» **Problem details**: Type out the data exactly as given. Skip any image.

(Extracted entries begins)

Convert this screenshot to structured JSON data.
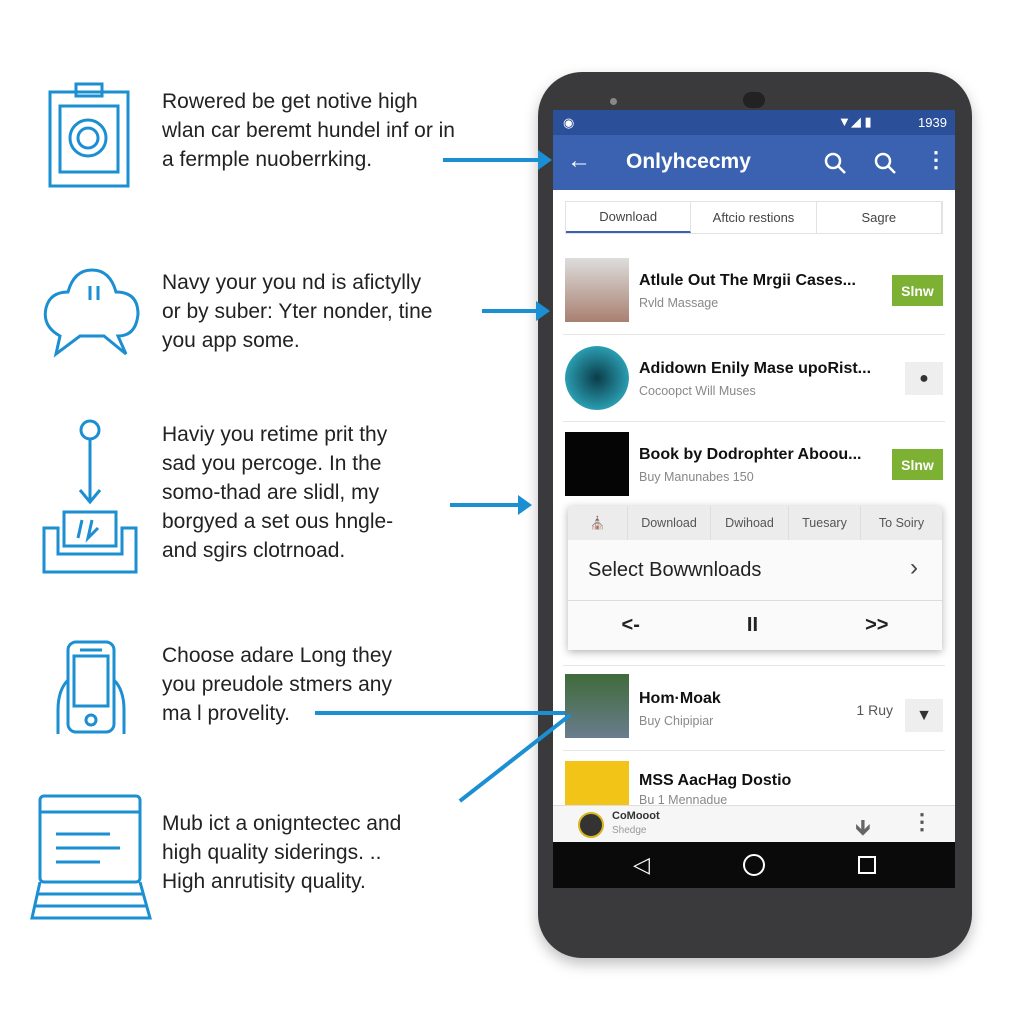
{
  "features": [
    {
      "icon": "clipboard-icon",
      "lines": [
        "Rowered be get notive high",
        "wlan car beremt hundel inf or in",
        "a fermple nuoberrking."
      ]
    },
    {
      "icon": "chat-bubble-icon",
      "lines": [
        "Navy your you nd is afictylly",
        "or by suber: Yter nonder, tine",
        "you app some."
      ]
    },
    {
      "icon": "download-tray-icon",
      "lines": [
        "Haviy you retime prit thy",
        "sad you percoge. In the",
        "somo-thad are slidl, my",
        "borgyed a set ous hngle-",
        "and sgirs clotrnoad."
      ]
    },
    {
      "icon": "smartphone-icon",
      "lines": [
        "Choose adare Long they",
        "you preudole stmers any",
        "ma l provelity."
      ]
    },
    {
      "icon": "laptop-icon",
      "lines": [
        "Mub ict a onigntectec and",
        "high quality siderings. ..",
        "High anrutisity quality."
      ]
    }
  ],
  "status": {
    "time": "1939"
  },
  "appbar": {
    "title": "Onlyhcecmy"
  },
  "tabs": [
    "Download",
    "Aftcio restions",
    "Sagre"
  ],
  "list": [
    {
      "title": "Atlule Out The Mrgii Cases...",
      "subtitle": "Rvld Massage",
      "action": "Slnw"
    },
    {
      "title": "Adidown Enily Mase upoRist...",
      "subtitle": "Cocoopct Will Muses",
      "action": ""
    },
    {
      "title": "Book by Dodrophter Aboou...",
      "subtitle": "Buy Manunabes 150",
      "action": "Slnw"
    },
    {
      "title": "Hom·Moak",
      "subtitle": "Buy Chipipiar",
      "meta": "1 Ruy"
    },
    {
      "title": "MSS AacHag Dostio",
      "subtitle": "Bu 1 Mennadue"
    }
  ],
  "popup": {
    "tabs": [
      "Download",
      "Dwihoad",
      "Tuesary",
      "To Soiry"
    ],
    "title": "Select Bowwnloads",
    "controls": [
      "<-",
      "II",
      ">>"
    ]
  },
  "mini_player": {
    "title": "CoMooot",
    "subtitle": "Shedge"
  },
  "colors": {
    "accent": "#1b8fd2",
    "appbar": "#3a62b0",
    "green": "#7cb133"
  }
}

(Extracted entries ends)

» **Answer space**:
Convert this screenshot to structured JSON data.
{
  "features": [
    {
      "icon": "clipboard-icon",
      "lines": [
        "Rowered be get notive high",
        "wlan car beremt hundel inf or in",
        "a fermple nuoberrking."
      ]
    },
    {
      "icon": "chat-bubble-icon",
      "lines": [
        "Navy your you nd is afictylly",
        "or by suber: Yter nonder, tine",
        "you app some."
      ]
    },
    {
      "icon": "download-tray-icon",
      "lines": [
        "Haviy you retime prit thy",
        "sad you percoge. In the",
        "somo-thad are slidl, my",
        "borgyed a set ous hngle-",
        "and sgirs clotrnoad."
      ]
    },
    {
      "icon": "smartphone-icon",
      "lines": [
        "Choose adare Long they",
        "you preudole stmers any",
        "ma l provelity."
      ]
    },
    {
      "icon": "laptop-icon",
      "lines": [
        "Mub ict a onigntectec and",
        "high quality siderings. ..",
        "High anrutisity quality."
      ]
    }
  ],
  "status": {
    "time": "1939"
  },
  "appbar": {
    "title": "Onlyhcecmy"
  },
  "tabs": [
    "Download",
    "Aftcio restions",
    "Sagre"
  ],
  "list": [
    {
      "title": "Atlule Out The Mrgii Cases...",
      "subtitle": "Rvld Massage",
      "action": "Slnw"
    },
    {
      "title": "Adidown Enily Mase upoRist...",
      "subtitle": "Cocoopct Will Muses",
      "action": ""
    },
    {
      "title": "Book by Dodrophter Aboou...",
      "subtitle": "Buy Manunabes 150",
      "action": "Slnw"
    },
    {
      "title": "Hom·Moak",
      "subtitle": "Buy Chipipiar",
      "meta": "1 Ruy"
    },
    {
      "title": "MSS AacHag Dostio",
      "subtitle": "Bu 1 Mennadue"
    }
  ],
  "popup": {
    "tabs": [
      "Download",
      "Dwihoad",
      "Tuesary",
      "To Soiry"
    ],
    "title": "Select Bowwnloads",
    "controls": [
      "<-",
      "II",
      ">>"
    ]
  },
  "mini_player": {
    "title": "CoMooot",
    "subtitle": "Shedge"
  },
  "colors": {
    "accent": "#1b8fd2",
    "appbar": "#3a62b0",
    "green": "#7cb133"
  }
}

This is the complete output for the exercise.